- Change in urine output
- complete blood counts
- Urine tests (urinalysis, urine sodium, urea, osmolarity)
- Kidney biopsy
- Your doctor may need detailed pictures of your kidney. These can be made with:
- Take measures recommended by your doctor to prevent kidney damage caused by the dyes used in x-ray studies such as with the use of oral N-acetylcysteine or theophylline.
- Take certain drugs when using medications such as aminoglycosides or cisplatin, which are associated with kidney damage.
- Use calcium channel blockers after having a kidney transplant .
American Academy of Family Physicians http://familydoctor.org
National Kidney and Urologic Diseases Information Clearinghouse http://kidney.niddk.nih.gov
Canadian Institute for Health Information http://www.cihi.ca
Kidney Foundation of Canada http://www.kidney.ca
Acute tubular necrosis. EBSCO DynaMed website. Available at: http://www.ebscohost.com/dynamed . Updated June 14, 2010. Accessed November 1, 2012.
Choudhury D, Ahmed Z: Drug-associated renal dysfunction and injury. Nat Clin Pract Nephrol . 2006;2:80-91
Esson ML, Schrier RW. Diagnosis and treatment of acute tubular necrosis. Ann Intern Med . 2002;137:744-52.
Gill N, Nally JV Jr, Fatica RA. Renal failure secondary to acute tubular necrosis: epidemiology, diagnosis, and management. Chest . 2005;128:2847-2863.
Musso CG, Liakopoulos V, Ioannidis I, et al. Acute renal failure in the elderly: particular characteristics. Int Urol Nephrol . 2006;38:787-93
Tepel M, van der Giet M, Schwarzfeld C, et al. Prevention of radiographic-contrast reductions in renal function by acetylcysteine. N Engl J Med . 2000;343:1448-1457.

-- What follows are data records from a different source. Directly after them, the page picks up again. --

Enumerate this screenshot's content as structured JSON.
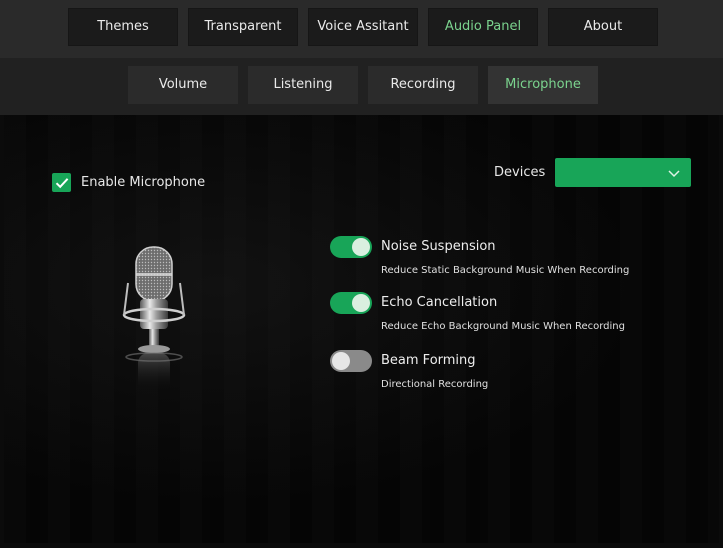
{
  "nav": {
    "tabs": [
      {
        "label": "Themes",
        "active": false
      },
      {
        "label": "Transparent",
        "active": false
      },
      {
        "label": "Voice Assitant",
        "active": false
      },
      {
        "label": "Audio Panel",
        "active": true
      },
      {
        "label": "About",
        "active": false
      }
    ]
  },
  "subnav": {
    "tabs": [
      {
        "label": "Volume",
        "active": false
      },
      {
        "label": "Listening",
        "active": false
      },
      {
        "label": "Recording",
        "active": false
      },
      {
        "label": "Microphone",
        "active": true
      }
    ]
  },
  "microphone": {
    "enable_label": "Enable Microphone",
    "enable_checked": true,
    "devices_label": "Devices",
    "devices_value": ""
  },
  "settings": [
    {
      "title": "Noise Suspension",
      "description": "Reduce Static Background Music When Recording",
      "enabled": true
    },
    {
      "title": "Echo Cancellation",
      "description": "Reduce Echo Background Music When Recording",
      "enabled": true
    },
    {
      "title": "Beam Forming",
      "description": "Directional Recording",
      "enabled": false
    }
  ],
  "colors": {
    "accent": "#18a558",
    "active_text": "#7bd38e"
  }
}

- Reviewer: Adrienne Carmack, MD
- Review Date: 10/2012 -
- Update Date: 10/31/2012 -